**Required action**
For the data that follows, report how many lines contain the word "title", and nothing else.

**The data**
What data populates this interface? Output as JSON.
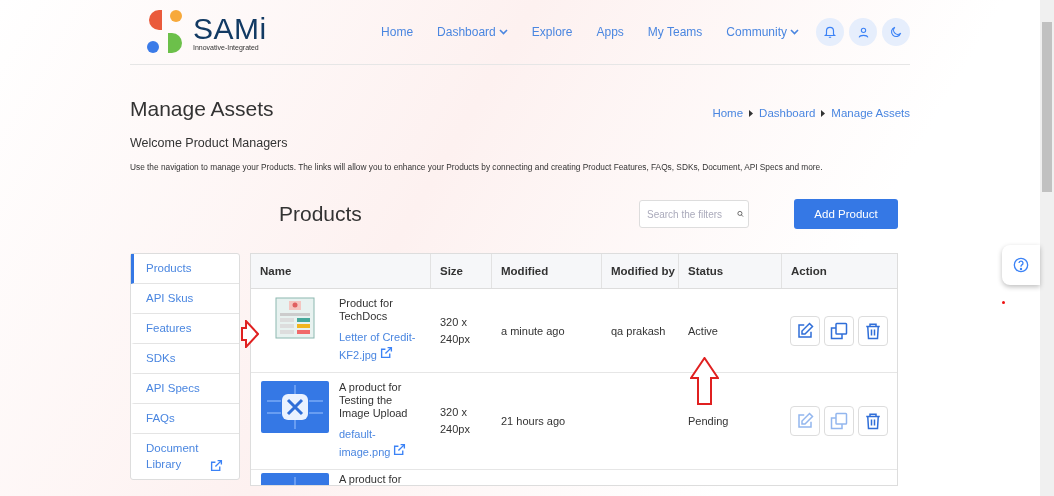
{
  "header": {
    "logo_name": "SAMi",
    "logo_tagline": "Innovative-Integrated",
    "nav": [
      {
        "label": "Home",
        "dropdown": false
      },
      {
        "label": "Dashboard",
        "dropdown": true
      },
      {
        "label": "Explore",
        "dropdown": false
      },
      {
        "label": "Apps",
        "dropdown": false
      },
      {
        "label": "My Teams",
        "dropdown": false
      },
      {
        "label": "Community",
        "dropdown": true
      }
    ],
    "icon_buttons": [
      {
        "kind": "bell"
      },
      {
        "kind": "user"
      },
      {
        "kind": "moon"
      }
    ]
  },
  "page": {
    "title": "Manage Assets",
    "breadcrumb": [
      "Home",
      "Dashboard",
      "Manage Assets"
    ],
    "welcome": "Welcome Product Managers",
    "description": "Use the navigation to manage your Products. The links will allow you to enhance your Products by connecting and creating Product Features, FAQs, SDKs, Document, API Specs and more."
  },
  "sidebar": {
    "items": [
      {
        "label": "Products",
        "selected": true,
        "external": false
      },
      {
        "label": "API Skus",
        "selected": false,
        "external": false
      },
      {
        "label": "Features",
        "selected": false,
        "external": false
      },
      {
        "label": "SDKs",
        "selected": false,
        "external": false
      },
      {
        "label": "API Specs",
        "selected": false,
        "external": false
      },
      {
        "label": "FAQs",
        "selected": false,
        "external": false
      },
      {
        "label": "Document Library",
        "selected": false,
        "external": true
      }
    ]
  },
  "products": {
    "title": "Products",
    "search": {
      "placeholder": "Search the filters"
    },
    "add_button": "Add Product",
    "columns": [
      "Name",
      "Size",
      "Modified",
      "Modified by",
      "Status",
      "Action"
    ],
    "rows": [
      {
        "kind": "document",
        "name": "Product for TechDocs",
        "file": "Letter of Credit-KF2.jpg",
        "size": "320 x 240px",
        "modified": "a minute ago",
        "modified_by": "qa prakash",
        "status": "Active",
        "actions": [
          {
            "kind": "edit",
            "disabled": false
          },
          {
            "kind": "copy",
            "disabled": false
          },
          {
            "kind": "delete",
            "disabled": false
          }
        ]
      },
      {
        "kind": "tools",
        "name": "A product for Testing the Image Upload",
        "file": "default-image.png",
        "size": "320 x 240px",
        "modified": "21 hours ago",
        "status": "Pending",
        "actions": [
          {
            "kind": "edit",
            "disabled": true
          },
          {
            "kind": "copy",
            "disabled": true
          },
          {
            "kind": "delete",
            "disabled": false
          }
        ]
      },
      {
        "kind": "tools",
        "name": "A product for"
      }
    ]
  }
}
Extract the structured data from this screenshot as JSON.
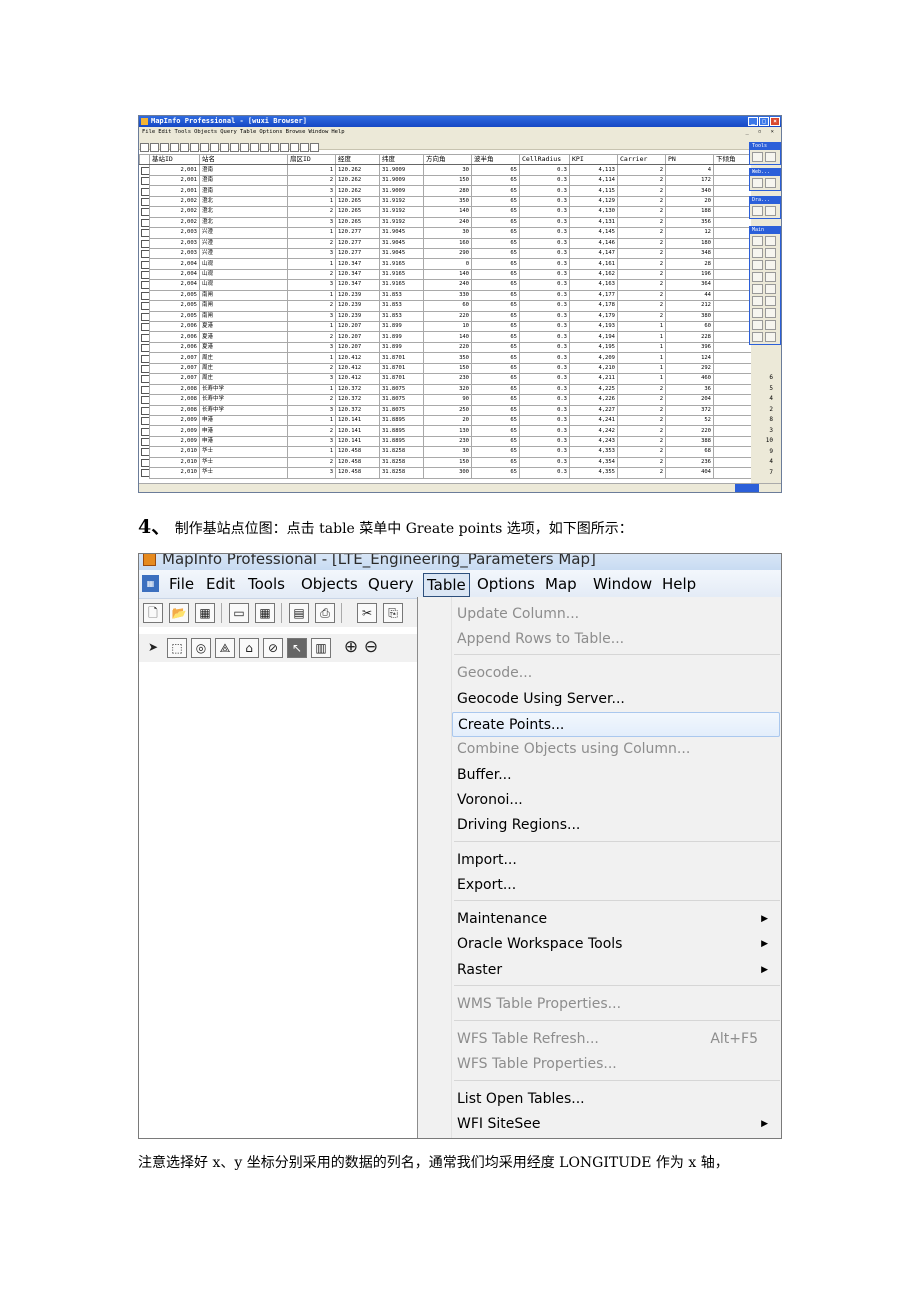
{
  "shot1": {
    "title": "MapInfo Professional - [wuxi Browser]",
    "menu": [
      "File",
      "Edit",
      "Tools",
      "Objects",
      "Query",
      "Table",
      "Options",
      "Browse",
      "Window",
      "Help"
    ],
    "columns": [
      "基站ID",
      "站名",
      "扇区ID",
      "经度",
      "纬度",
      "方向角",
      "波半角",
      "CellRadius",
      "KPI",
      "Carrier",
      "PN",
      "下倾角"
    ],
    "rows": [
      [
        "2,001",
        "澄南",
        "1",
        "120.262",
        "31.9009",
        "30",
        "65",
        "0.3",
        "4,113",
        "2",
        "4"
      ],
      [
        "2,001",
        "澄南",
        "2",
        "120.262",
        "31.9009",
        "150",
        "65",
        "0.3",
        "4,114",
        "2",
        "172"
      ],
      [
        "2,001",
        "澄南",
        "3",
        "120.262",
        "31.9009",
        "280",
        "65",
        "0.3",
        "4,115",
        "2",
        "340"
      ],
      [
        "2,002",
        "澄北",
        "1",
        "120.265",
        "31.9192",
        "350",
        "65",
        "0.3",
        "4,129",
        "2",
        "20"
      ],
      [
        "2,002",
        "澄北",
        "2",
        "120.265",
        "31.9192",
        "140",
        "65",
        "0.3",
        "4,130",
        "2",
        "188"
      ],
      [
        "2,002",
        "澄北",
        "3",
        "120.265",
        "31.9192",
        "240",
        "65",
        "0.3",
        "4,131",
        "2",
        "356"
      ],
      [
        "2,003",
        "兴澄",
        "1",
        "120.277",
        "31.9045",
        "30",
        "65",
        "0.3",
        "4,145",
        "2",
        "12"
      ],
      [
        "2,003",
        "兴澄",
        "2",
        "120.277",
        "31.9045",
        "160",
        "65",
        "0.3",
        "4,146",
        "2",
        "180"
      ],
      [
        "2,003",
        "兴澄",
        "3",
        "120.277",
        "31.9045",
        "290",
        "65",
        "0.3",
        "4,147",
        "2",
        "348"
      ],
      [
        "2,004",
        "山观",
        "1",
        "120.347",
        "31.9165",
        "0",
        "65",
        "0.3",
        "4,161",
        "2",
        "28"
      ],
      [
        "2,004",
        "山观",
        "2",
        "120.347",
        "31.9165",
        "140",
        "65",
        "0.3",
        "4,162",
        "2",
        "196"
      ],
      [
        "2,004",
        "山观",
        "3",
        "120.347",
        "31.9165",
        "240",
        "65",
        "0.3",
        "4,163",
        "2",
        "364"
      ],
      [
        "2,005",
        "南闸",
        "1",
        "120.239",
        "31.853",
        "330",
        "65",
        "0.3",
        "4,177",
        "2",
        "44"
      ],
      [
        "2,005",
        "南闸",
        "2",
        "120.239",
        "31.853",
        "60",
        "65",
        "0.3",
        "4,178",
        "2",
        "212"
      ],
      [
        "2,005",
        "南闸",
        "3",
        "120.239",
        "31.853",
        "220",
        "65",
        "0.3",
        "4,179",
        "2",
        "380"
      ],
      [
        "2,006",
        "夏港",
        "1",
        "120.207",
        "31.899",
        "10",
        "65",
        "0.3",
        "4,193",
        "1",
        "60"
      ],
      [
        "2,006",
        "夏港",
        "2",
        "120.207",
        "31.899",
        "140",
        "65",
        "0.3",
        "4,194",
        "1",
        "228"
      ],
      [
        "2,006",
        "夏港",
        "3",
        "120.207",
        "31.899",
        "220",
        "65",
        "0.3",
        "4,195",
        "1",
        "396"
      ],
      [
        "2,007",
        "周庄",
        "1",
        "120.412",
        "31.8701",
        "350",
        "65",
        "0.3",
        "4,209",
        "1",
        "124"
      ],
      [
        "2,007",
        "周庄",
        "2",
        "120.412",
        "31.8701",
        "150",
        "65",
        "0.3",
        "4,210",
        "1",
        "292"
      ],
      [
        "2,007",
        "周庄",
        "3",
        "120.412",
        "31.8701",
        "230",
        "65",
        "0.3",
        "4,211",
        "1",
        "460"
      ],
      [
        "2,008",
        "长寿中学",
        "1",
        "120.372",
        "31.8075",
        "320",
        "65",
        "0.3",
        "4,225",
        "2",
        "36"
      ],
      [
        "2,008",
        "长寿中学",
        "2",
        "120.372",
        "31.8075",
        "90",
        "65",
        "0.3",
        "4,226",
        "2",
        "204"
      ],
      [
        "2,008",
        "长寿中学",
        "3",
        "120.372",
        "31.8075",
        "250",
        "65",
        "0.3",
        "4,227",
        "2",
        "372"
      ],
      [
        "2,009",
        "申港",
        "1",
        "120.141",
        "31.8895",
        "20",
        "65",
        "0.3",
        "4,241",
        "2",
        "52"
      ],
      [
        "2,009",
        "申港",
        "2",
        "120.141",
        "31.8895",
        "130",
        "65",
        "0.3",
        "4,242",
        "2",
        "220"
      ],
      [
        "2,009",
        "申港",
        "3",
        "120.141",
        "31.8895",
        "230",
        "65",
        "0.3",
        "4,243",
        "2",
        "388"
      ],
      [
        "2,010",
        "华士",
        "1",
        "120.458",
        "31.8258",
        "30",
        "65",
        "0.3",
        "4,353",
        "2",
        "68"
      ],
      [
        "2,010",
        "华士",
        "2",
        "120.458",
        "31.8258",
        "150",
        "65",
        "0.3",
        "4,354",
        "2",
        "236"
      ],
      [
        "2,010",
        "华士",
        "3",
        "120.458",
        "31.8258",
        "300",
        "65",
        "0.3",
        "4,355",
        "2",
        "404"
      ]
    ],
    "tilt_visible": [
      "6",
      "5",
      "4",
      "2",
      "8",
      "3",
      "10",
      "9",
      "4",
      "7"
    ],
    "palettes": [
      "Tools",
      "Web...",
      "Dra...",
      "Main"
    ]
  },
  "caption": {
    "number": "4、",
    "text": "制作基站点位图：点击 table 菜单中 Greate points 选项，如下图所示："
  },
  "shot2": {
    "title": "MapInfo Professional - [LTE_Engineering_Parameters Map]",
    "menu": [
      "File",
      "Edit",
      "Tools",
      "Objects",
      "Query",
      "Table",
      "Options",
      "Map",
      "Window",
      "Help"
    ],
    "items": [
      {
        "label": "Update Column...",
        "disabled": true
      },
      {
        "label": "Append Rows to Table...",
        "disabled": true
      },
      {
        "label": "Geocode...",
        "disabled": true
      },
      {
        "label": "Geocode Using Server...",
        "disabled": false
      },
      {
        "label": "Create Points...",
        "disabled": false,
        "highlighted": true
      },
      {
        "label": "Combine Objects using Column...",
        "disabled": true
      },
      {
        "label": "Buffer...",
        "disabled": false
      },
      {
        "label": "Voronoi...",
        "disabled": false
      },
      {
        "label": "Driving Regions...",
        "disabled": false
      },
      {
        "label": "Import...",
        "disabled": false
      },
      {
        "label": "Export...",
        "disabled": false
      },
      {
        "label": "Maintenance",
        "disabled": false,
        "submenu": true
      },
      {
        "label": "Oracle Workspace Tools",
        "disabled": false,
        "submenu": true
      },
      {
        "label": "Raster",
        "disabled": false,
        "submenu": true
      },
      {
        "label": "WMS Table Properties...",
        "disabled": true
      },
      {
        "label": "WFS Table Refresh...",
        "disabled": true,
        "shortcut": "Alt+F5"
      },
      {
        "label": "WFS Table Properties...",
        "disabled": true
      },
      {
        "label": "List Open Tables...",
        "disabled": false
      },
      {
        "label": "WFI SiteSee",
        "disabled": false,
        "submenu": true
      }
    ]
  },
  "paragraph": "注意选择好 x、y 坐标分别采用的数据的列名，通常我们均采用经度 LONGITUDE 作为 x 轴，"
}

**Response to this exercise**
4